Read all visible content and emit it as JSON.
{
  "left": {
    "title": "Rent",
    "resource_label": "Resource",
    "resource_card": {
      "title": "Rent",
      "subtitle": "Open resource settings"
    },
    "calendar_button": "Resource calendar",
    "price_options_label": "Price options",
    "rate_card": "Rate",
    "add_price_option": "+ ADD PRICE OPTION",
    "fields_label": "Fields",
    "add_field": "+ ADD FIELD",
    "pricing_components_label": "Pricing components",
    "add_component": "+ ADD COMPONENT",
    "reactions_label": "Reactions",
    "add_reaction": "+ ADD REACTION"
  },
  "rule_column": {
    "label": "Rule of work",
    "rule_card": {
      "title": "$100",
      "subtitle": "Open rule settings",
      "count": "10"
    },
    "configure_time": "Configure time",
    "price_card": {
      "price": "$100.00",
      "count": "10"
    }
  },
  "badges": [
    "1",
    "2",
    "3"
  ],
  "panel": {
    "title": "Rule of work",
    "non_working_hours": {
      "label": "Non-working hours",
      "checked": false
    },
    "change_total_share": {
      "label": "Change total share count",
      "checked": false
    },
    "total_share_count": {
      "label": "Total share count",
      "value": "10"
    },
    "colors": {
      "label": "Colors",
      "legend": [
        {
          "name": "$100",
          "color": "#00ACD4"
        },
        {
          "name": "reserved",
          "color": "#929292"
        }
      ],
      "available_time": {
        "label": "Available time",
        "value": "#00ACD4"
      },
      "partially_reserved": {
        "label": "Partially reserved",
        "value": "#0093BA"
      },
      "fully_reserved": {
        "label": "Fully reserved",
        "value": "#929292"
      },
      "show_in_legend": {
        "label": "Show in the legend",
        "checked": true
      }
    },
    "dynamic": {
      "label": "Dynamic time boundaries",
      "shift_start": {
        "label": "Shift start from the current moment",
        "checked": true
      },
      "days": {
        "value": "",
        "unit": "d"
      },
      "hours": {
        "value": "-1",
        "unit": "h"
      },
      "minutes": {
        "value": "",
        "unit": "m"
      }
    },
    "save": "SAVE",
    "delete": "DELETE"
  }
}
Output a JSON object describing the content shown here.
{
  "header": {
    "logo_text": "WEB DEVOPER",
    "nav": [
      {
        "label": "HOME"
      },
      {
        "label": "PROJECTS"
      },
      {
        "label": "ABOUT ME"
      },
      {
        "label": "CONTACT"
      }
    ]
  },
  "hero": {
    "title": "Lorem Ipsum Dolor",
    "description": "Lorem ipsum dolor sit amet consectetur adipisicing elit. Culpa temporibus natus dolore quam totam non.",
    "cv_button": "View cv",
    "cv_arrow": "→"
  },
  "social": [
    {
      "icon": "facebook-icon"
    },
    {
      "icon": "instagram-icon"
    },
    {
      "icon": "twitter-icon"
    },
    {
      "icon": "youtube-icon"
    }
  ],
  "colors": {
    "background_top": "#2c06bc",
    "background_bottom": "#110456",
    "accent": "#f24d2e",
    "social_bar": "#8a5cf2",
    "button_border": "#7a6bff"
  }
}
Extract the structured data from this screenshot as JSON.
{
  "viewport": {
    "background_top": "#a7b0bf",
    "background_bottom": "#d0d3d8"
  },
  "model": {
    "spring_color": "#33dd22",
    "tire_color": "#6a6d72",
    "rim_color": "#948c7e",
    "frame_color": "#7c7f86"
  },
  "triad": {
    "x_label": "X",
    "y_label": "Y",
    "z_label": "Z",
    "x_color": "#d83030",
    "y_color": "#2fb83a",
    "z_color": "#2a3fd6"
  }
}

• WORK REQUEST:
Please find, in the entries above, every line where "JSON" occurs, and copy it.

• SOLUTION TO THE PROBLEM:
Read all visible content and emit it as JSON.
Output a JSON object describing the content shown here.
Extract the structured data from this screenshot as JSON.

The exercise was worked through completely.